A US Army cameraman filming the fierce US-Japan ground war in Okinawa did his job "filming US soldiers fighting bravely" at first. But after he witnessed the terrible suffering of Okinawans, he couldn't stand it. The cameraman started to photograph the entire war, but his film was censored by the U.S. military. NHK produced a documentary on his experience in 2011 and it will be rebroadcast tomorrow.
The U.S. military recorded the Battle of Okinawa on film in detail; however Okinawan civilian noncombatants and locations were not identified. Over 140,000 Okinawan civilians were killed. Combatant deaths were significantly lower: around 12,000 US soldiers and 70,000 Japanese soldiers.
The "One-foot Film Movement", an Okinawan postwar grassroots organization bought documentary film (one foot at a time) from U.S. government archives — to preserve the memory of these people, their families, their wartime history and to show why the Okinawan people desire peace. The nonprofit started in 1983 as the Civil Movement to Provide Children With Lessons of the Battle of Okinawa and closed its 30-year operations in 2013 at a ceremony held at the Yashio Rest House in Naha. The organization had collected 50 hours of film.
In a 2005 documentary , a NHK director searched for the real people and places in these films, the visible memory of their wartime experience. Over 240,000 people were killed during the fierce US-Japanese ground war in Okinawa. What was the truth of this war?
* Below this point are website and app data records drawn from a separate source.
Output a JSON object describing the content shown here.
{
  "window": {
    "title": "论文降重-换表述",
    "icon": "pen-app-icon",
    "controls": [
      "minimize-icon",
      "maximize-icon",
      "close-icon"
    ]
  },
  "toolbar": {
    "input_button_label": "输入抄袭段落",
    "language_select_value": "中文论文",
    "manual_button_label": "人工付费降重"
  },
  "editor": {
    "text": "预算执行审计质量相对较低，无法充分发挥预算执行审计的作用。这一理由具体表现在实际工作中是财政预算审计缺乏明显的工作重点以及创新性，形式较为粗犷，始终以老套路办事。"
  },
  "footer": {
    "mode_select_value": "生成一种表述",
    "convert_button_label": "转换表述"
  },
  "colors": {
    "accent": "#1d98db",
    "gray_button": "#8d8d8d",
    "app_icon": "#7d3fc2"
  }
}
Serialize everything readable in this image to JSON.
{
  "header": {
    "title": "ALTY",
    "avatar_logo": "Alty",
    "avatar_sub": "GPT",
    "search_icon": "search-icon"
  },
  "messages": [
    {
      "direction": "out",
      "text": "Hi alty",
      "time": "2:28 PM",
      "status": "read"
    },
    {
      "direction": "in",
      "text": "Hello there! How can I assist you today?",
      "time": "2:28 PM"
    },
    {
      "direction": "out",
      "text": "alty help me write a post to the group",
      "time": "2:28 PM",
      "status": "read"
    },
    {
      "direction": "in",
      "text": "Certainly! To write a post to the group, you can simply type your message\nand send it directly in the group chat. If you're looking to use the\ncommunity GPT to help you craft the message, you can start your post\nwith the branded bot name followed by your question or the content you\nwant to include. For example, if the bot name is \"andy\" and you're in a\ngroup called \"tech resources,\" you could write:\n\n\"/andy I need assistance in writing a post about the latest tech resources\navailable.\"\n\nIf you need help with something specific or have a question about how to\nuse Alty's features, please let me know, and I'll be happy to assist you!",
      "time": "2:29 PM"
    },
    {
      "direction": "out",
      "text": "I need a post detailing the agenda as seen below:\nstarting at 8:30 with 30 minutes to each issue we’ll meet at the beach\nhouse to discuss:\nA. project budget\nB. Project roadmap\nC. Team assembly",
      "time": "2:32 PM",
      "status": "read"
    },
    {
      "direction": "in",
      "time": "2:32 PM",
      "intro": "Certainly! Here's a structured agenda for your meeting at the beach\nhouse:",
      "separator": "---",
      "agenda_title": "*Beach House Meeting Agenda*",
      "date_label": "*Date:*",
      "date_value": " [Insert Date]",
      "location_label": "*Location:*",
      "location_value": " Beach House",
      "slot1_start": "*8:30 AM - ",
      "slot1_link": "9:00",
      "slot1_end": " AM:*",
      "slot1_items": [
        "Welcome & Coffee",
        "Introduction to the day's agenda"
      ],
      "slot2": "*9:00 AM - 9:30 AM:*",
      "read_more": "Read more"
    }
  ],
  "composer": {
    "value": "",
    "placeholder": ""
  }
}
Info on broadcast and more on the ground war between the US and Japan in Okinawa via Okinawa Prefectural Peace Center (沖縄国際平和研究所):